Indeed, some have speculated that abstention by the Supreme Court may make it possible to achieve marriage equality without a Supreme Court decision. Some more states may see the handwriting on the wall, as did Hawaii and Illinois last year, and decide to amend their marriage laws to allow same-sex marriages. Even though the denial of review is not a merits decision, lower federal courts may be influenced by it in deciding the remaining cases. After all, it just takes four votes to grant certiorari. If the four most conservative Republicans — Chief Justice John Roberts and Justices Antonin Scalia, Clarence Thomas and Samuel Alito – presumably opposed to marriage equality based on their dissenting opinions in U.S. v. Windsor (last year’s DOMA case), thought they had a chance of picking up the vote of Justice Anthony Kennedy, author of the Court’s Windsor decision, they would likely have voted to grant review in one or more of these cases. The four Democratic appointees — Justices Ginsburg, Stephen Breyer, Sonia Sotomayor and Elena Kagan — presumably marriage equality supporters based on their Windsor votes (and Justice Kagan has also officiated at a same-sex marriage) — may agree, as indicated by Justice Ginsburg, that there is no need to vote for review unless and until a circuit split develops. No need tempting fate, given Justice Kennedy’s public silence on the matter.

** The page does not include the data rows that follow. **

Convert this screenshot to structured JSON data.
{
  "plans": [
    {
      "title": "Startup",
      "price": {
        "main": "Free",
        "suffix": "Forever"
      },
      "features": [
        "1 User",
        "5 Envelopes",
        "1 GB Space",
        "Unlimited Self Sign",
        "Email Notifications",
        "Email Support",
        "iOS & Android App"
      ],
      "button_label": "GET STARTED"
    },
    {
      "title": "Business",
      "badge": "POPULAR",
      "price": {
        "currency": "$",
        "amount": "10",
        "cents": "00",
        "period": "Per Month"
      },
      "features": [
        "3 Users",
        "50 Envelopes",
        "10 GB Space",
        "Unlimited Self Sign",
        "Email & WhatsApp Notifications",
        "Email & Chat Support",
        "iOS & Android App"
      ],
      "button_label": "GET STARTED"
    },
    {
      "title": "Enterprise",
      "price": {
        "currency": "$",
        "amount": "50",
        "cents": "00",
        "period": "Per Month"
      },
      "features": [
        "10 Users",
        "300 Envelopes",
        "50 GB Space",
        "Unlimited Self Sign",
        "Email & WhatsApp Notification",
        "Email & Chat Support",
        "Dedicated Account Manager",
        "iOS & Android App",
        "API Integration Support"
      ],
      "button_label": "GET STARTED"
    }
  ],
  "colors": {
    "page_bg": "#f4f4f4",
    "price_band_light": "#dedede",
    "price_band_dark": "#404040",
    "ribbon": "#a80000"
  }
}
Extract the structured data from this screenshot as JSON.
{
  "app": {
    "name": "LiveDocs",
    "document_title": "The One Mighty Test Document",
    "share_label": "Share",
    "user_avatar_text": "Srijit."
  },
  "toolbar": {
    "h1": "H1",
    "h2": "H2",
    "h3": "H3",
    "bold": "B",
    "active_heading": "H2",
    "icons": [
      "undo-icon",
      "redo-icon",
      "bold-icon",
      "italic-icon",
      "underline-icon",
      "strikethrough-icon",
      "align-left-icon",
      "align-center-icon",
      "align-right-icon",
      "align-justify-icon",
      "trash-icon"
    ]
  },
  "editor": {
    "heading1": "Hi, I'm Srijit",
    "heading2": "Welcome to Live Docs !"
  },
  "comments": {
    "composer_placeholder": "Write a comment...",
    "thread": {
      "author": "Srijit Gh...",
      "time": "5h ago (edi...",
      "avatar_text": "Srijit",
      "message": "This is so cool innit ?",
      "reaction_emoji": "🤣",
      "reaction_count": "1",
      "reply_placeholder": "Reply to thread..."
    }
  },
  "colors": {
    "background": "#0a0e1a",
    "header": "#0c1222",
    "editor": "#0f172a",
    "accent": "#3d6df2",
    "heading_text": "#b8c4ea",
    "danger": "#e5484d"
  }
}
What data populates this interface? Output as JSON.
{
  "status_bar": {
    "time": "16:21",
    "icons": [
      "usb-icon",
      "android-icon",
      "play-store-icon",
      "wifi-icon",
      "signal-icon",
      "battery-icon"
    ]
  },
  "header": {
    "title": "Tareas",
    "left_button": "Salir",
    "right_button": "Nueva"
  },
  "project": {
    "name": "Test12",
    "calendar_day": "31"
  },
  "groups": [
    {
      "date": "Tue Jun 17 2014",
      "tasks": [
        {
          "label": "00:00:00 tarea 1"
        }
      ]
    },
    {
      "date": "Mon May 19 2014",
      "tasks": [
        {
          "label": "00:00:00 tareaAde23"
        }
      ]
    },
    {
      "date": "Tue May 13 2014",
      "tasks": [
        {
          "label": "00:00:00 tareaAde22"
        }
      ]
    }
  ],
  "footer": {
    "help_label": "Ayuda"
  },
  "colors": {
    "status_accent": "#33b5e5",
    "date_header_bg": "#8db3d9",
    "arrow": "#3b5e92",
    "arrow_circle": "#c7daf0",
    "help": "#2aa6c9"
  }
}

The justices maintain absolute secrecy about what is said in their private conferences, so we may never learn what Justice Kennedy may or may not have said in last week’s conference to persuade his four Republican colleagues and his four Democratic colleagues to refrain from voting to grant review, but it seems a good bet that he gave no hope to the Republicans that they were likely to get his vote for a decision reversing these court of appeals rulings. This gives grounds for optimism that if the issue does get to the Supreme Court in its current configuration, it will likely be decided in favor of marriage equality. Time might change that calculus if a vacancy develops on the Court, but that’s another story. . .